So Sony, once again, pushes a format that people don't really want but that Sony will no doubt convince them they want. Reminds me of Bluray. =)


And 3D.
---
"I don't spend my time posting Nintendo hate topics while letting my 360 and PS3 controllers rumble in my lap."-blazingsonic
#34knightimexPosted 10/4/2012 10:18:26 PM
DarkZV2Beta posted...
lionheart5656 posted...
The first game that comes out in 4k resolution will bankrupt that developer.


Didn't realize that Quake bankrupted ID software.



eh.... what?
---
i7 2600k 3.4ghz, 12gb 1,333 mhz ram, 1.5tb HDD, EVGA GeForce GTX 690 4096Mb, Sound Blaster Fatal1ty, 850 psu
#35DarkZV2BetaPosted 10/4/2012 10:20:03 PM
knightimex posted...
eh.... what?

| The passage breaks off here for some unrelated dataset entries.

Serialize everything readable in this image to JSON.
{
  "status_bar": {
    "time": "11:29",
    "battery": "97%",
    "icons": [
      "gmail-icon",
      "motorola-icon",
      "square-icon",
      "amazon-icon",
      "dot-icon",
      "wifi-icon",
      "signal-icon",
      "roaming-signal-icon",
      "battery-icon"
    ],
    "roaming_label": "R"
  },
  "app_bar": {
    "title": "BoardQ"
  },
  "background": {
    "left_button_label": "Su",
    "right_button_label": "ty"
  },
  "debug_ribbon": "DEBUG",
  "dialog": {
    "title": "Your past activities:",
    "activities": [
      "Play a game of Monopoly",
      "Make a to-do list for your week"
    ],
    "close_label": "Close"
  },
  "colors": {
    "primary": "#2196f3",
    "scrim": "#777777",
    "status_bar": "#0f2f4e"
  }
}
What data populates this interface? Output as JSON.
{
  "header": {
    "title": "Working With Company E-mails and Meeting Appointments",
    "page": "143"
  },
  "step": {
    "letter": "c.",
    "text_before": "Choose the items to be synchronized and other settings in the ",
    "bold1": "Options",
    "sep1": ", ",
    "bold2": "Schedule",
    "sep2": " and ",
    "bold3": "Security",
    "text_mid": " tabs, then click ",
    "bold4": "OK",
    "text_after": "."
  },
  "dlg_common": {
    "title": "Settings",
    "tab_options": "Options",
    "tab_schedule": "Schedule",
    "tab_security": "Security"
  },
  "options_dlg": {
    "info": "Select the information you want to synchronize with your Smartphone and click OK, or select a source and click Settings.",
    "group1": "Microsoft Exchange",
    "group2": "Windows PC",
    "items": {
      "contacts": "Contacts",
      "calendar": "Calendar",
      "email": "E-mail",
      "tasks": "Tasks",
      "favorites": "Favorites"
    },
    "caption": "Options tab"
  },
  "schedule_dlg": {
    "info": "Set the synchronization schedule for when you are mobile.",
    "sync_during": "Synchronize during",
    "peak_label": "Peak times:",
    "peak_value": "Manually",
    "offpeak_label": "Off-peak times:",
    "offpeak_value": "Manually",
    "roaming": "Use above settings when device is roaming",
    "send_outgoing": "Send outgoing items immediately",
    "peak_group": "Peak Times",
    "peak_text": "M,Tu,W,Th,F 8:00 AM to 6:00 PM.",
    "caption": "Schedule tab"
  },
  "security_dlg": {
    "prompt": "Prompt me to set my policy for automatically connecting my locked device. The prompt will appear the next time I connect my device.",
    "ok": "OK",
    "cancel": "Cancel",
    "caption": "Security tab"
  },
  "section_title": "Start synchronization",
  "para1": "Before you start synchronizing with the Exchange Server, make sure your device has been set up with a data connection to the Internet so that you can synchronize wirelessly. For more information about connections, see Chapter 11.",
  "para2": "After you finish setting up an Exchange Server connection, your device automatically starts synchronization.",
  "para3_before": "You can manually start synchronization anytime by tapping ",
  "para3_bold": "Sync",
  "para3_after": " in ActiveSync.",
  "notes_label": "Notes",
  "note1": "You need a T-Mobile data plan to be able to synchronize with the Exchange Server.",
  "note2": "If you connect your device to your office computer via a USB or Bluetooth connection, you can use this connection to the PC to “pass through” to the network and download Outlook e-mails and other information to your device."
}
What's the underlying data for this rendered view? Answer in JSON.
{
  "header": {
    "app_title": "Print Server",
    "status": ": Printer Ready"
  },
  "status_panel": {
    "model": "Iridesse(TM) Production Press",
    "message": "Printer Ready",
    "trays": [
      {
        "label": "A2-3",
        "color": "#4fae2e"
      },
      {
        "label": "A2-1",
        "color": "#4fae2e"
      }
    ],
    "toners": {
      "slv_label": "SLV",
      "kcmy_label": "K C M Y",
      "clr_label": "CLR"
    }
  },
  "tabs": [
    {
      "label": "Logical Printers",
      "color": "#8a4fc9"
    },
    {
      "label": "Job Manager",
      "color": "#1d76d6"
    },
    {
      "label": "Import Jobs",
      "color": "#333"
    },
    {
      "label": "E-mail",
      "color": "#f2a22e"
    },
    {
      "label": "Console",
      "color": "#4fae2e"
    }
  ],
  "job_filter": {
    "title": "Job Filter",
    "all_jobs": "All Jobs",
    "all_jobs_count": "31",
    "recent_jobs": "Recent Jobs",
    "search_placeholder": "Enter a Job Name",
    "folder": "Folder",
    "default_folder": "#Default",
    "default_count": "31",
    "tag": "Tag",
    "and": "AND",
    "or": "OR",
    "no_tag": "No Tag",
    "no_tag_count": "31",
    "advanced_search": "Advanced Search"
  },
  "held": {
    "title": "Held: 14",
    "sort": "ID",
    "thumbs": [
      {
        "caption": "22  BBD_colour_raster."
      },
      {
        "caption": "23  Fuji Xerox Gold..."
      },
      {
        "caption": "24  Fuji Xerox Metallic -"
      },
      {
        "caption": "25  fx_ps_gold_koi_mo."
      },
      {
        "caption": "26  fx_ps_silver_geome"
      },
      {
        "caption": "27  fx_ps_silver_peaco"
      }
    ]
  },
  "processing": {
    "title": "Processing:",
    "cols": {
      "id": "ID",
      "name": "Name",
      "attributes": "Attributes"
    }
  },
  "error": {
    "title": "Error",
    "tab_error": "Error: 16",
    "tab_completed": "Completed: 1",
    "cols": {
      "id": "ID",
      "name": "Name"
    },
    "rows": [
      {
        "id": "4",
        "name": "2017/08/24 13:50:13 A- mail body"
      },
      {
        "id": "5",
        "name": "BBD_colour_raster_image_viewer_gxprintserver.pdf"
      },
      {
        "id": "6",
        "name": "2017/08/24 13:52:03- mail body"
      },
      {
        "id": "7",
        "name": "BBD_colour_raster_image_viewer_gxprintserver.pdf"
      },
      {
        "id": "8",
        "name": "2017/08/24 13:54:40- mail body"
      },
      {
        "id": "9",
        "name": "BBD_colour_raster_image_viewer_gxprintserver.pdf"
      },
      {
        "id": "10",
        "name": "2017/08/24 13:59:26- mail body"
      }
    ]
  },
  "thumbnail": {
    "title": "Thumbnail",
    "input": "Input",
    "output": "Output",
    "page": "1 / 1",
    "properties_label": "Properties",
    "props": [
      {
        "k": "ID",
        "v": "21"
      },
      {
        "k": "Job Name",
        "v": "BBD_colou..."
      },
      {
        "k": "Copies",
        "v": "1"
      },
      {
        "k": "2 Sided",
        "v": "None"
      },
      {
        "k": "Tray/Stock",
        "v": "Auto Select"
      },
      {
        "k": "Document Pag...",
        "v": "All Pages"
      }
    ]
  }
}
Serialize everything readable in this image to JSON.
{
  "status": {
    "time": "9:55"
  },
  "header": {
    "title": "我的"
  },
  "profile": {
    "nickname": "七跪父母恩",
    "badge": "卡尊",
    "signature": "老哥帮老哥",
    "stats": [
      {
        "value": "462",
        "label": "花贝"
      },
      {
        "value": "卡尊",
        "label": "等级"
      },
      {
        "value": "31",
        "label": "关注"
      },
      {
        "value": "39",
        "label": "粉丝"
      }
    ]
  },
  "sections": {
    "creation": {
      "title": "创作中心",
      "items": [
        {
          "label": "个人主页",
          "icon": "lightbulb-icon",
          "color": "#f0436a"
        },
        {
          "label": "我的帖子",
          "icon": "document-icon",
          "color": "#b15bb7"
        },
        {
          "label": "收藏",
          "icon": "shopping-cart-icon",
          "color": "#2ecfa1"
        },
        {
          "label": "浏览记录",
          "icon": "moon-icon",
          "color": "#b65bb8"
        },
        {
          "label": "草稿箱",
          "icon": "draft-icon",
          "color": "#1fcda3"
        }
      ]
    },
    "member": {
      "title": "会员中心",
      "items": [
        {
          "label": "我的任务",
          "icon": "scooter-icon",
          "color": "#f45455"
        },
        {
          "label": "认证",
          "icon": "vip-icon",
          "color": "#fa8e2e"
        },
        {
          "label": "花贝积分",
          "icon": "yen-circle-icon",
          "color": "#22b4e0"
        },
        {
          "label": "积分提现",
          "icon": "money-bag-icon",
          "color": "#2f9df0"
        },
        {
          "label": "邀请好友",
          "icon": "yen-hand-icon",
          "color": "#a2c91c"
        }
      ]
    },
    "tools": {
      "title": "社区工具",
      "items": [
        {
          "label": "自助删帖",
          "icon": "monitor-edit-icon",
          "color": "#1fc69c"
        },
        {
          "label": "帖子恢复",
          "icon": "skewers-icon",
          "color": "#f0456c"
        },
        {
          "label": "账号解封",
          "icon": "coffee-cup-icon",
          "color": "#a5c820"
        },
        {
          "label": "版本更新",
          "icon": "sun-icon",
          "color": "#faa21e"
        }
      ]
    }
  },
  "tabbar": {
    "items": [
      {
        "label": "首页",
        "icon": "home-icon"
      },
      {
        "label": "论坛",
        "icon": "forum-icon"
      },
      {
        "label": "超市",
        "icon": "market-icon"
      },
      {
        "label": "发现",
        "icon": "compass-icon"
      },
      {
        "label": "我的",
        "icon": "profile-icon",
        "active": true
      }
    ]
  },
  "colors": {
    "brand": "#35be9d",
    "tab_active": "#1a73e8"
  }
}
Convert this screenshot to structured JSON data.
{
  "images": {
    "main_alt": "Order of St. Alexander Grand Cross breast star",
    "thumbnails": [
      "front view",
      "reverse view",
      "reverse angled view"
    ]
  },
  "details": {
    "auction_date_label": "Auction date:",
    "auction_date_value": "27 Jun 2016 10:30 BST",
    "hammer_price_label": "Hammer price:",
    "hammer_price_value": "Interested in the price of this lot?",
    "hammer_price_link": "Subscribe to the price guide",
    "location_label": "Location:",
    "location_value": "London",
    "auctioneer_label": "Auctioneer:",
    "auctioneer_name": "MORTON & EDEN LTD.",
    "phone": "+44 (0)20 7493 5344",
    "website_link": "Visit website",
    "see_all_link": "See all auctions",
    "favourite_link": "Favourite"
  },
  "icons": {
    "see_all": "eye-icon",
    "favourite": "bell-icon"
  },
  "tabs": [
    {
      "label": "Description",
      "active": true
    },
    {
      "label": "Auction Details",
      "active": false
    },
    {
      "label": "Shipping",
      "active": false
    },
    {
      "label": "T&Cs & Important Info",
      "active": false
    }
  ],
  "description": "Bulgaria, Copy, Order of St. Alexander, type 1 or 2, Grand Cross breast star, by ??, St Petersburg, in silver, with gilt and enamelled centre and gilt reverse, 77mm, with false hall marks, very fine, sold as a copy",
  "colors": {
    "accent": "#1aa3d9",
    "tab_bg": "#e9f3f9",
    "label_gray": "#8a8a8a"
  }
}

Oh look, knightimex doesn't know any better. Imagine that.

Quake can run in 3840x2160.
---
Also, lolz@SATA drives. You see, they make these things called "heat," which kills consoles.
-darkjedilink
#36knightimexPosted 10/4/2012 10:23:03 PM
this thread reminds me of the good old days when we talked about how 1024x786 resolution looked AMAZING!
---
i7 2600k 3.4ghz, 12gb 1,333 mhz ram, 1.5tb HDD, EVGA GeForce GTX 690 4096Mb, Sound Blaster Fatal1ty, 850 psu
#37knightimexPosted 10/4/2012 10:25:21 PM
DarkZV2Beta posted...
knightimex posted...
eh.... what?


Oh look, knightimex doesn't know any better. Imagine that.

Quake can run in 3840x2160.


This isn't shocking in the slightest as most games that detect resolution do this anyways.
>_>
---
i7 2600k 3.4ghz, 12gb 1,333 mhz ram, 1.5tb HDD, EVGA GeForce GTX 690 4096Mb, Sound Blaster Fatal1ty, 850 psu
#38DarkZV2BetaPosted 10/4/2012 10:31:07 PM
And quake didn't bankrupt ID software.
---
Also, lolz@SATA drives. You see, they make these things called "heat," which kills consoles.
-darkjedilink
#39Hawker44Posted 10/4/2012 10:37:19 PM
I still can't tell the difference from HD & non HD, in fact, 9 times out of 10 I say non HD looks better, so I really don't care.
#40LesserAngelPosted 10/4/2012 10:41:02 PM
Unless they can get 4k tvs to about $250 for a 24", I can't see it catching on. On that note, on a screen that size, would 4k even be a noticeable difference from 1080?